However, in many parts of the region, the policies devised for the promotion of education after independence suffer from the effects of state monopoly either minimizing or excluding the private sector from the provision of education. The assumption after independence was that education is too critical for national development especially for maintaining national unity and the promotion of official language and culture; therefore, the private education was seen as incompatible with the objectives of these young nations (Cutter, 2001).
It is only in the 1980s onwards that most African governments came out of their euphoria and started to realize the limitations of public monopoly in the provision of education, hence, several factors contributed to this awareness.
First, despite committing significant resources, the governments could not increase public resources, in part because of continuing demographic growth (Dinavo, 1995; Peano, 1997). As a result, attaining universal primary education, which state governments promised after their independence, became only a deceptive reality.
Second, the challenge of promoting education in Africa in the 1980s and 1990s was further frustrated by worldwide socio-economic developments. The 1980s and 1990s saw an emphasis on increasing the role of market by reducing that of the state in various sectors of public activities, including education, thereby tolerating parent/community financing of education, among other things (Bray, 1996; Dinavo, 1995; Murphy 1996).
Third, there have been amendments to the 1948 UN Declaration of Human Rights (UN). Hence, Article 26 of the declaration states that "education shall be free, at least in elementary and fundamental stages" indisputably, in Africa south of the Sahara moving the cost to state governments. But later declarations and conferences attempt to expose the limitations of public monopoly in the provision of education, suggesting the need for alternative schemes (Bray, 1996a). Thus, the World Conference of Education in Jomtien (Thailand) (1990) is instructive in this regard; the Conference argued that while basic education should be a priority of public spending, public funding alone is insufficient to guarantee the required access and coverage of the school age population of adequate learning conditions and quality education. Bray (1996a: 4) quotes Article 7 of this Declaration:
National, regional, and local educational authorities have a unique obligation to provide basic education for all, but they cannot be expected to supply every human, financial, or organizational requirement for this task. New and revitalized partnerships at all levels will be necessary--including partnerships between governments, and nongovernmental organizations, the private sector, religious groups, and families. (WCEFA, 1990: 7).
Since then, private education has been viewed as an alternative scheme in the provision of education in Africa south of the Sahara. After a brief overview of the development of private education in Africa south of the Sahara, this paper addresses the comparative analysis of the two sectors (private and public), and the major policy issues that are emerging out of the current trend or development of private education.
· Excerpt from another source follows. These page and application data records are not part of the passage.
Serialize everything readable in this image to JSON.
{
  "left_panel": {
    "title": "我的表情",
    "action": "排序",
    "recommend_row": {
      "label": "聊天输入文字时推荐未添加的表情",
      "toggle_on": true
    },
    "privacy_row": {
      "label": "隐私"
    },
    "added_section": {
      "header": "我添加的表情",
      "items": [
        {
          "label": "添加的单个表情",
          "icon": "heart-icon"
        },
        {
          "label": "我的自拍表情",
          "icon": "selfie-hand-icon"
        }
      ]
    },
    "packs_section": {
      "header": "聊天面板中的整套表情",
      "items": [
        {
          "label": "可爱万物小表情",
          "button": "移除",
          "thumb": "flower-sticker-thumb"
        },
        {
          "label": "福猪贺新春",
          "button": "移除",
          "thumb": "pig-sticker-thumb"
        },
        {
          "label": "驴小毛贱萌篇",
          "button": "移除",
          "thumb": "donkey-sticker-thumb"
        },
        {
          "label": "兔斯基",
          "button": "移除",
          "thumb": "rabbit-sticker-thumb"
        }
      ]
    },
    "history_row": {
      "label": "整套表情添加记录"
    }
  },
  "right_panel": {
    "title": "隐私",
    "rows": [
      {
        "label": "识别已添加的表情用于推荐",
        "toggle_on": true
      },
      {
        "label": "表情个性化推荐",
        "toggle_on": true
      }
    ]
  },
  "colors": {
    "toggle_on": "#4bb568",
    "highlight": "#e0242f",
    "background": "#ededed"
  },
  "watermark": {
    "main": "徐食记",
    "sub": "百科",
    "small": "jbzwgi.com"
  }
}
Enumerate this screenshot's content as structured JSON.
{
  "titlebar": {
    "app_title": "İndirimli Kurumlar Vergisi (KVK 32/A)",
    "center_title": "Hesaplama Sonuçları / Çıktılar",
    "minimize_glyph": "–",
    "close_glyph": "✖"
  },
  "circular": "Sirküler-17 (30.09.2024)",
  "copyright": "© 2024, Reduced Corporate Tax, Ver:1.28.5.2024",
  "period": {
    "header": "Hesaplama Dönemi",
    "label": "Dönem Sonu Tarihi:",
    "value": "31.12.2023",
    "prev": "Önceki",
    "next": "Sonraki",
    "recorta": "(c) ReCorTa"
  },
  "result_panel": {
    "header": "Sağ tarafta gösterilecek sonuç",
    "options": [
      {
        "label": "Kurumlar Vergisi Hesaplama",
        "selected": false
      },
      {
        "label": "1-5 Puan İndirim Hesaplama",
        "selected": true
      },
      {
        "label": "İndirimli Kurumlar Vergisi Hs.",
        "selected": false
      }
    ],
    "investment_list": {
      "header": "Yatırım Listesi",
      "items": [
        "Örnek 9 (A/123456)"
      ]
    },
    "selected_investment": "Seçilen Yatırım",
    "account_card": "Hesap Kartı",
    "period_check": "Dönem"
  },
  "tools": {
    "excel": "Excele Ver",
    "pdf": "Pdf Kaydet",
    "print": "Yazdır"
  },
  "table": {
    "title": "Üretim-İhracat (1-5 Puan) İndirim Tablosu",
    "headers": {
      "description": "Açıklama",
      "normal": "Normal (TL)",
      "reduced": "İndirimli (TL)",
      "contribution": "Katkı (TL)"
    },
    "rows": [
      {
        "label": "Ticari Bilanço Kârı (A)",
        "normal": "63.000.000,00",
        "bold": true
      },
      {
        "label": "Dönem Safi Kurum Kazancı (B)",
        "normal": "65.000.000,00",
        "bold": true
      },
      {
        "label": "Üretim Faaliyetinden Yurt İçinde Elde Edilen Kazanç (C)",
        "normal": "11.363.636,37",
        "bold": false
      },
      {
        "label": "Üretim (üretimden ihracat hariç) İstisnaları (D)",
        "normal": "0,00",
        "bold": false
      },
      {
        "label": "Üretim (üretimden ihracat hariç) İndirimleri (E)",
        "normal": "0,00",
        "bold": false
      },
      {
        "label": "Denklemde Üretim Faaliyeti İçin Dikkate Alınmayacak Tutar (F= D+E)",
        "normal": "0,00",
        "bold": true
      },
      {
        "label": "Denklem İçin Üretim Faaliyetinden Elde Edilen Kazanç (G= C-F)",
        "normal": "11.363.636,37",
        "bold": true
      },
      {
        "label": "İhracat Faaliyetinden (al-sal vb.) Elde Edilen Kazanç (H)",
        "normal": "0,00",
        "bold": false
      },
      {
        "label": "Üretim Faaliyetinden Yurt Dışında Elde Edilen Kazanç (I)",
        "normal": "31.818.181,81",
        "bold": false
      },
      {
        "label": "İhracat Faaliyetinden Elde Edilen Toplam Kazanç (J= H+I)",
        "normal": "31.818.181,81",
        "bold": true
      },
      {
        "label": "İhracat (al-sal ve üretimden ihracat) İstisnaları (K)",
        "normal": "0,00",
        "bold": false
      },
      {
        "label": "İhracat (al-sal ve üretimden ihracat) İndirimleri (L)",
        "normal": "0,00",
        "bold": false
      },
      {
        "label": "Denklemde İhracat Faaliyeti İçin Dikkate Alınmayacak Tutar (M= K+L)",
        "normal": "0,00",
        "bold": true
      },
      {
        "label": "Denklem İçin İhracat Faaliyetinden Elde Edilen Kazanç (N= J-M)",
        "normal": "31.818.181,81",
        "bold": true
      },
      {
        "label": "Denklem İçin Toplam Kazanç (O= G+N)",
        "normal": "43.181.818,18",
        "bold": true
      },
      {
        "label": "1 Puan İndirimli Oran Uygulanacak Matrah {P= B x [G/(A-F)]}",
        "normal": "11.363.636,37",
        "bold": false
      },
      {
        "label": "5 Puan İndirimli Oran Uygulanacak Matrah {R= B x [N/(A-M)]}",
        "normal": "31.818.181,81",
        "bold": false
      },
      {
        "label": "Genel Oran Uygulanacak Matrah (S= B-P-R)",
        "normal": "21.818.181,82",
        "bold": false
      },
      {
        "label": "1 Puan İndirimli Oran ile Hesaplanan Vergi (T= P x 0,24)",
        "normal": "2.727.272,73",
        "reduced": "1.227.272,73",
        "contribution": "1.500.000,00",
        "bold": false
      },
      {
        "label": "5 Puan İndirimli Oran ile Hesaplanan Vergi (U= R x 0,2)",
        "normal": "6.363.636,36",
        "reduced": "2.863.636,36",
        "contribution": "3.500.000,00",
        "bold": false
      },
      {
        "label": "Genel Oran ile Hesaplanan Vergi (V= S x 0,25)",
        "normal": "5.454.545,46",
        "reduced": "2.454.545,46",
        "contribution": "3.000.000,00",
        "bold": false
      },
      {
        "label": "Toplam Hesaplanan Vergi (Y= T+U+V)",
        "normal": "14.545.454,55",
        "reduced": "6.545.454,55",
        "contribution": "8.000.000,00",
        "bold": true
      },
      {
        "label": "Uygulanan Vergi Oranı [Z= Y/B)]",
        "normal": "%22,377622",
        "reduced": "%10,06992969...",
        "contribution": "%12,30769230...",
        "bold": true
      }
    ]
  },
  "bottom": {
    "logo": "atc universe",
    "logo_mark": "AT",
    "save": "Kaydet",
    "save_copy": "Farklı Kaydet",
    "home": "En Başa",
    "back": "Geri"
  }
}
Private Education in Africa South of the Sahara
Two reasons may have contributed to the development of private education in Africa south of the Sahara. …